He plays the piano with such ease and fluidity, melding Jazz, blues, Do Wop, and cabaret, and adds tou
ches of frivolity with classical escapades that are diced into song construction.
Getting recognition from his delightful cover parody of Katy Perry's " I Kissed A Girl" is a strange way to find Max Vernon’s music. But it has been the vehicle for attention even though it was sort of a goof that he decided to record and make a video. Attention has come his way. As I am writing this, a release party for The Guilt by Association Volume 2 featuring danceable cover songs is at the Music Hall of Williamsburg. His cover is in good company.
e he doesn’t have an official release, he has chosen to share recordings and demos on The One Sixty One. On YouTube, he shares stripped-down footage of piano and vocals in various homey settings and the practice studios at NYU.

His most ambitious recording is "A Good God Is Hard To Find." He infuses white-collar crime, in god we trust, and proposition eight all into the same conversation tying these thoughts into a round of ecstasy-embedded harmonies. How is that possible? But he does it.

Along similar lines is “Dear Democracy.” The heavy piano bass chords set the tone while he spews an operatic diatribe of political criticism ending each unnerving injustice with light sardonic classical notes, singing / I already know that I’m going to hell / so I’m having a party / a party.

"When Your Body Breaks" is an orchestrated production with female vocal backup Caitlin Pasko AKA (Lacrymosa), cello, violin, church organ, and flute. Giving a boost of encouragement for the depressed whose memories are tainted with grey. / Oh you deserve better than that / and you’re gonna have it / your body’s breaking / you’re left with just your mind / you’re gonna be fine / but it’ll take time….It will take time…

The Song "Pastels" is like a poetic cinematic score. Singing about two people trying to find meaning in these troubled times / don’t criticize us /. It pulls the heartstrings in the chorus / but I’ll be with you / you know / and when you fall down / just hit the ground running / and I’ll be running with you / running with you. He concludes by interchanging, running with you with take me with you. Ahhh...... I'm such a romantic sap.

On September 08, he was about to headline Ars Nova Uncharted Series. He wrote to me saying he found my Blog through some degree of separation after looking up the history of the series, he found both Novice Theory and Langhorne Slim, which led him to me indirectly. I am so glad he reached out to me so I could discover his music and fall in love with it.

He closed his letter to me with, "If you get a chance, please give my songs a listen.
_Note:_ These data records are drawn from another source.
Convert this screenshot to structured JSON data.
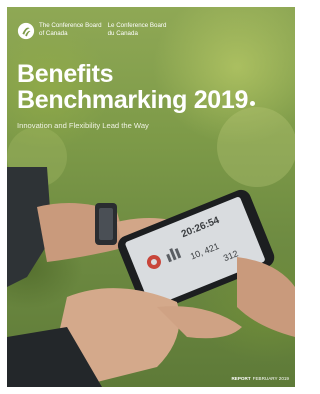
{
  "org": {
    "name_en_line1": "The Conference Board",
    "name_en_line2": "of Canada",
    "name_fr_line1": "Le Conference Board",
    "name_fr_line2": "du Canada"
  },
  "title": {
    "line1": "Benefits",
    "line2": "Benchmarking 2019"
  },
  "subtitle": "Innovation and Flexibility Lead the Way",
  "footer": {
    "label": "REPORT",
    "date": "FEBRUARY 2019"
  },
  "phone_screen": {
    "time": "20:26:54",
    "stat1": "10, 421",
    "stat2": "312"
  },
  "colors": {
    "background": "#7d9a48",
    "text": "#ffffff"
  },
  "icons": [
    "conference-board-logo-icon",
    "donut-chart-icon",
    "bar-chart-icon"
  ]
}
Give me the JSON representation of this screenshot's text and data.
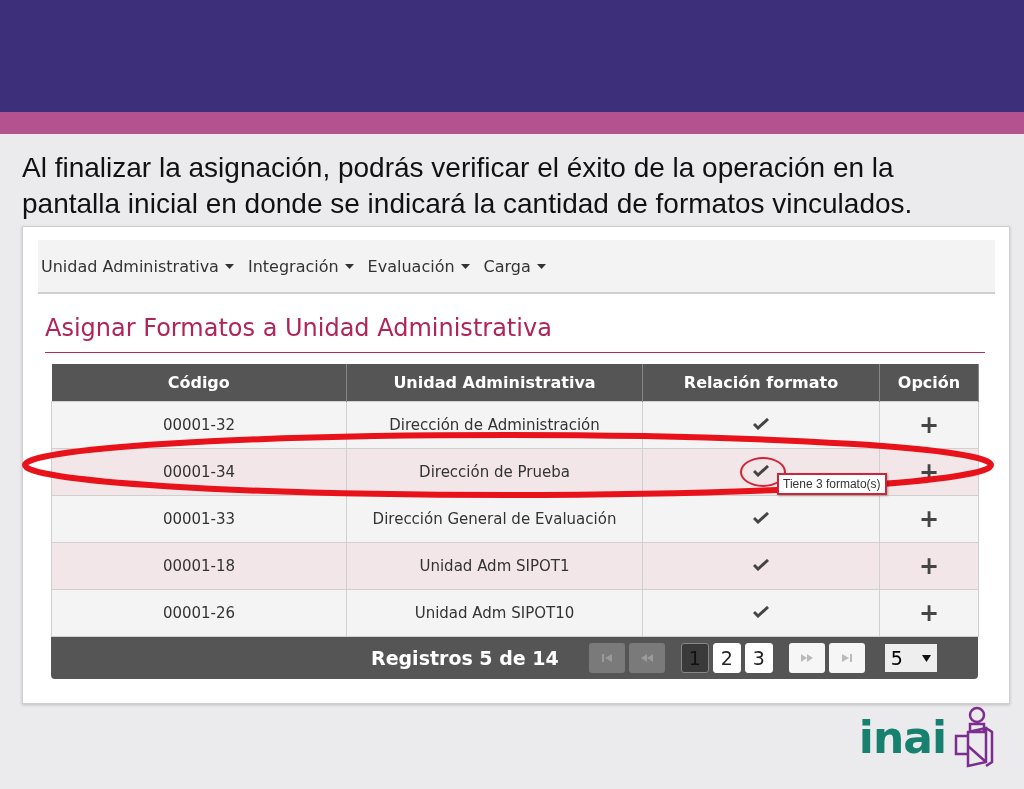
{
  "caption": "Al finalizar la asignación, podrás verificar el éxito de la operación en la pantalla inicial en donde se indicará la cantidad de formatos vinculados.",
  "menu": [
    {
      "label": "Unidad Administrativa"
    },
    {
      "label": "Integración"
    },
    {
      "label": "Evaluación"
    },
    {
      "label": "Carga"
    }
  ],
  "page_title": "Asignar Formatos a Unidad Administrativa",
  "table": {
    "columns": [
      "Código",
      "Unidad Administrativa",
      "Relación formato",
      "Opción"
    ],
    "rows": [
      {
        "code": "00001-32",
        "unit": "Dirección de Administración",
        "linked": true,
        "option": "+"
      },
      {
        "code": "00001-34",
        "unit": "Dirección de Prueba",
        "linked": true,
        "tooltip": "Tiene 3 formato(s)",
        "option": "+"
      },
      {
        "code": "00001-33",
        "unit": "Dirección General de Evaluación",
        "linked": true,
        "option": "+"
      },
      {
        "code": "00001-18",
        "unit": "Unidad Adm SIPOT1",
        "linked": true,
        "option": "+"
      },
      {
        "code": "00001-26",
        "unit": "Unidad Adm SIPOT10",
        "linked": true,
        "option": "+"
      }
    ]
  },
  "pager": {
    "summary": "Registros 5 de 14",
    "nav_before": [
      {
        "kind": "first",
        "disabled": true
      },
      {
        "kind": "prev",
        "disabled": true
      }
    ],
    "pages": [
      {
        "label": "1",
        "selected": true
      },
      {
        "label": "2",
        "selected": false
      },
      {
        "label": "3",
        "selected": false
      }
    ],
    "nav_after": [
      {
        "kind": "next",
        "disabled": false
      },
      {
        "kind": "last",
        "disabled": false
      }
    ],
    "page_size": "5"
  },
  "logo": "inai"
}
Hopefully, you'll dig it."
Dig, I did!

He continues his studies at NYU
Gallatin School of Individualized Study graduating in May. The future looks bright, and I look forward to it all.
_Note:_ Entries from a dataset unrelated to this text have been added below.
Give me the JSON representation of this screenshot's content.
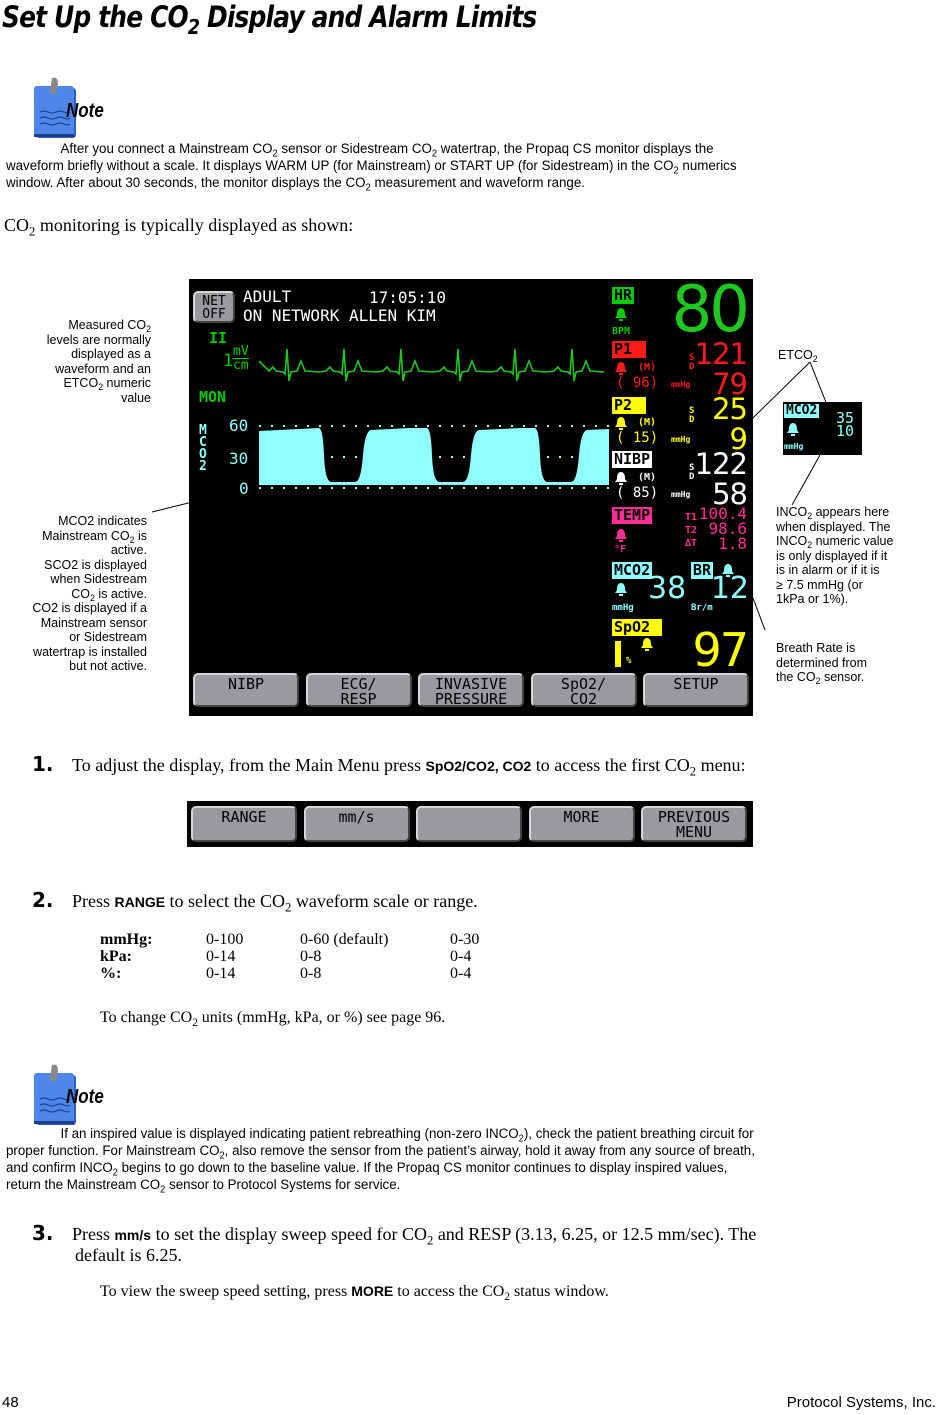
{
  "page": {
    "title_pre": "Set Up the CO",
    "title_sub": "2",
    "title_post": " Display and Alarm Limits",
    "footer_page": "48",
    "footer_company": "Protocol Systems, Inc."
  },
  "note1": {
    "label": "Note",
    "icon": "notepad-icon",
    "lines": [
      [
        "After you connect a Mainstream CO",
        "2",
        " sensor or Sidestream CO",
        "2",
        " watertrap, the Propaq CS monitor displays the"
      ],
      [
        "waveform briefly without a scale. It displays WARM UP (for Mainstream) or START UP (for Sidestream) in the CO",
        "2",
        " numerics"
      ],
      [
        "window. After about 30 seconds, the monitor displays the CO",
        "2",
        " measurement and waveform range."
      ]
    ]
  },
  "intro": {
    "pre": "CO",
    "sub": "2",
    "post": " monitoring is typically displayed as shown:"
  },
  "monitor": {
    "net_button": [
      "NET",
      "OFF"
    ],
    "patient_type": "ADULT",
    "time": "17:05:10",
    "network_status": "ON NETWORK ALLEN KIM",
    "ecg_lead": "II",
    "ecg_scale_num": "1",
    "ecg_scale_unit_top": "mV",
    "ecg_scale_unit_bottom": "cm",
    "ecg_mode": "MON",
    "co2_wave_label": [
      "M",
      "C",
      "O",
      "2"
    ],
    "co2_scale": [
      "60",
      "30",
      "0"
    ],
    "hr": {
      "label": "HR",
      "unit": "BPM",
      "value": "80"
    },
    "p1": {
      "label": "P1",
      "mean_label": "(M)",
      "mean": "( 96)",
      "unit": "mmHg",
      "s_label": "S",
      "d_label": "D",
      "systolic": "121",
      "diastolic": "79"
    },
    "p2": {
      "label": "P2",
      "mean_label": "(M)",
      "mean": "( 15)",
      "unit": "mmHg",
      "s_label": "S",
      "d_label": "D",
      "systolic": "25",
      "diastolic": "9"
    },
    "nibp": {
      "label": "NIBP",
      "mean_label": "(M)",
      "mean": "( 85)",
      "unit": "mmHg",
      "s_label": "S",
      "d_label": "D",
      "systolic": "122",
      "diastolic": "58"
    },
    "temp": {
      "label": "TEMP",
      "unit": "°F",
      "t1_label": "T1",
      "t2_label": "T2",
      "dt_label": "ΔT",
      "t1": "100.4",
      "t2": "98.6",
      "dt": "1.8"
    },
    "co2": {
      "label": "MCO2",
      "unit": "mmHg",
      "value": "38"
    },
    "br": {
      "label": "BR",
      "unit": "Br/m",
      "value": "12"
    },
    "spo2": {
      "label": "SpO2",
      "unit": "%",
      "value": "97"
    },
    "menu_buttons": [
      [
        "NIBP",
        ""
      ],
      [
        "ECG/",
        "RESP"
      ],
      [
        "INVASIVE",
        "PRESSURE"
      ],
      [
        "SpO2/",
        "CO2"
      ],
      [
        "SETUP",
        ""
      ]
    ],
    "colors": {
      "hr": "#00cc00",
      "p1": "#ff1a1a",
      "p2": "#ffff00",
      "nibp": "#ffffff",
      "temp": "#ff2d95",
      "co2": "#8fffff",
      "spo2": "#ffff00"
    }
  },
  "inset": {
    "label": "MCO2",
    "unit": "mmHg",
    "etco2": "35",
    "inco2": "10"
  },
  "callouts": {
    "measured": [
      "Measured CO|2",
      "levels are normally",
      "displayed as a",
      "waveform and an",
      "ETCO|2| numeric",
      "value"
    ],
    "mco2": [
      "MCO2 indicates",
      "Mainstream CO|2| is",
      "active.",
      "SCO2 is displayed",
      "when Sidestream",
      "CO|2| is active.",
      "CO2 is displayed if a",
      "Mainstream sensor",
      "or Sidestream",
      "watertrap is installed",
      "but not active."
    ],
    "etco2": [
      "ETCO|2"
    ],
    "inco2": [
      "INCO|2| appears here",
      "when displayed. The",
      "INCO|2| numeric value",
      "is only displayed if it",
      "is in alarm or if it is",
      "≥ 7.5 mmHg (or",
      "1kPa or 1%)."
    ],
    "br": [
      "Breath Rate is",
      "determined from",
      "the CO|2| sensor."
    ]
  },
  "step1": {
    "num": "1.",
    "pre": "To adjust the display, from the Main Menu press ",
    "key": "SpO2/CO2, CO2",
    "mid": " to access the first CO",
    "sub": "2",
    "post": " menu:",
    "menu_buttons": [
      [
        "RANGE",
        ""
      ],
      [
        "mm/s",
        ""
      ],
      [
        "",
        ""
      ],
      [
        "MORE",
        ""
      ],
      [
        "PREVIOUS",
        "MENU"
      ]
    ]
  },
  "step2": {
    "num": "2.",
    "pre": "Press ",
    "key": "RANGE",
    "mid": " to select the CO",
    "sub": "2",
    "post": " waveform scale or range.",
    "range_table": [
      [
        "mmHg:",
        "0-100",
        "0-60 (default)",
        "0-30"
      ],
      [
        "kPa:",
        "0-14",
        "0-8",
        "0-4"
      ],
      [
        "%:",
        "0-14",
        "0-8",
        "0-4"
      ]
    ],
    "units_note_pre": "To change CO",
    "units_note_sub": "2",
    "units_note_post": " units (mmHg, kPa, or %) see page 96."
  },
  "note2": {
    "label": "Note",
    "icon": "notepad-icon",
    "lines": [
      [
        "If an inspired value is displayed indicating patient rebreathing (non-zero INCO",
        "2",
        "), check the patient breathing circuit for"
      ],
      [
        "proper function. For Mainstream CO",
        "2",
        ", also remove the sensor from the patient’s airway, hold it away from any source of breath,"
      ],
      [
        "and confirm INCO",
        "2",
        " begins to go down to the baseline value. If the Propaq CS monitor continues to display inspired values,"
      ],
      [
        "return the Mainstream CO",
        "2",
        " sensor to Protocol Systems for service."
      ]
    ]
  },
  "step3": {
    "num": "3.",
    "pre": "Press ",
    "key": "mm/s",
    "mid": " to set the display sweep speed for CO",
    "sub": "2",
    "post": " and RESP (3.13, 6.25, or 12.5 mm/sec). The",
    "line2": "default is 6.25.",
    "sub_pre": "To view the sweep speed setting, press ",
    "sub_key": "MORE",
    "sub_mid": " to access the CO",
    "sub_sub": "2",
    "sub_post": " status window."
  }
}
Photo Credit: Nico Apo
Visual Art by Max Vernon "The Queen" 2008